(Records from a data source)
___

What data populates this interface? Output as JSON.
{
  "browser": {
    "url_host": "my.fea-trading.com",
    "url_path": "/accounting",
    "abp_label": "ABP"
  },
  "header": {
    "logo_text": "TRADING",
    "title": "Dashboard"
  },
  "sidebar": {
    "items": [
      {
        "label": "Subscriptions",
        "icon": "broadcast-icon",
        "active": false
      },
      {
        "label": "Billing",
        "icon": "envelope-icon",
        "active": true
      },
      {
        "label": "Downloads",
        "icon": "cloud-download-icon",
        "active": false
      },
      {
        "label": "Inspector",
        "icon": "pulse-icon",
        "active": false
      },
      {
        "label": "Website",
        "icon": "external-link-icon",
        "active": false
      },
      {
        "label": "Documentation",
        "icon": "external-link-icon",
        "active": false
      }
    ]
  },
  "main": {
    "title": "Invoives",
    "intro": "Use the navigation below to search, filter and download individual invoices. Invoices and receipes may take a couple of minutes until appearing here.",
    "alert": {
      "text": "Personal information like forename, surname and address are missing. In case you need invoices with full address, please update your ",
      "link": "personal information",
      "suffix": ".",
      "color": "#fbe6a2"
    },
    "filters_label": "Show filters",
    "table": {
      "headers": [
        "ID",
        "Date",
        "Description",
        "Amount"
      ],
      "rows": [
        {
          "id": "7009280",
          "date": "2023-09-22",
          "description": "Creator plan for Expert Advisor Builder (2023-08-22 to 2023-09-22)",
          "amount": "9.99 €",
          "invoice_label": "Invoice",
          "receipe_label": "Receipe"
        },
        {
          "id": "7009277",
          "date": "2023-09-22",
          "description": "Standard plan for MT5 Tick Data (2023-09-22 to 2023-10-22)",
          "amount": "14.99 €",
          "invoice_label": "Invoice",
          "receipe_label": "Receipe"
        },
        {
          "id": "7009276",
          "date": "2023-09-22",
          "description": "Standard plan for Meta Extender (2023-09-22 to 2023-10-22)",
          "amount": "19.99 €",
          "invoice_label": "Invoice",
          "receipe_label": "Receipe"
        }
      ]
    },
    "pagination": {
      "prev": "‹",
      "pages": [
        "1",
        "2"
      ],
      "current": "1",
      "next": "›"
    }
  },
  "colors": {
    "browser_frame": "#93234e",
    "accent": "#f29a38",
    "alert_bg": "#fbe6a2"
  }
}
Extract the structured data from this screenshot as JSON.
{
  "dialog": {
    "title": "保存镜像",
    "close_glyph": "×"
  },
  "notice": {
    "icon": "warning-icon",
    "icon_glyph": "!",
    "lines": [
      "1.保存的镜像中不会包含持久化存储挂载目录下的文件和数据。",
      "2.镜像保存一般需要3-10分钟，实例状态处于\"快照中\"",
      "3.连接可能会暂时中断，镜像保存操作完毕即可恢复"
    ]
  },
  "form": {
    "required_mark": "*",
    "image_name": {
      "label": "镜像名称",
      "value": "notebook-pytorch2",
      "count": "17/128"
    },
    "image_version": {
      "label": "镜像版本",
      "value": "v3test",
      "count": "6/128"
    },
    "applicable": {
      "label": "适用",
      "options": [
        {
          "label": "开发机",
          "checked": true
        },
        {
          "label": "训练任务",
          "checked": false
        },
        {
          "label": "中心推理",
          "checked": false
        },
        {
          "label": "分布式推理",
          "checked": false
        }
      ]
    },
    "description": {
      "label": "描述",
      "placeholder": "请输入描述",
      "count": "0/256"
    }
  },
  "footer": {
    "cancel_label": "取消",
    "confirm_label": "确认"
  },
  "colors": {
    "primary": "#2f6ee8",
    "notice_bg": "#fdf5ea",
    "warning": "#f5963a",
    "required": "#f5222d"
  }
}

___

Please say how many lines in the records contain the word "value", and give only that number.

2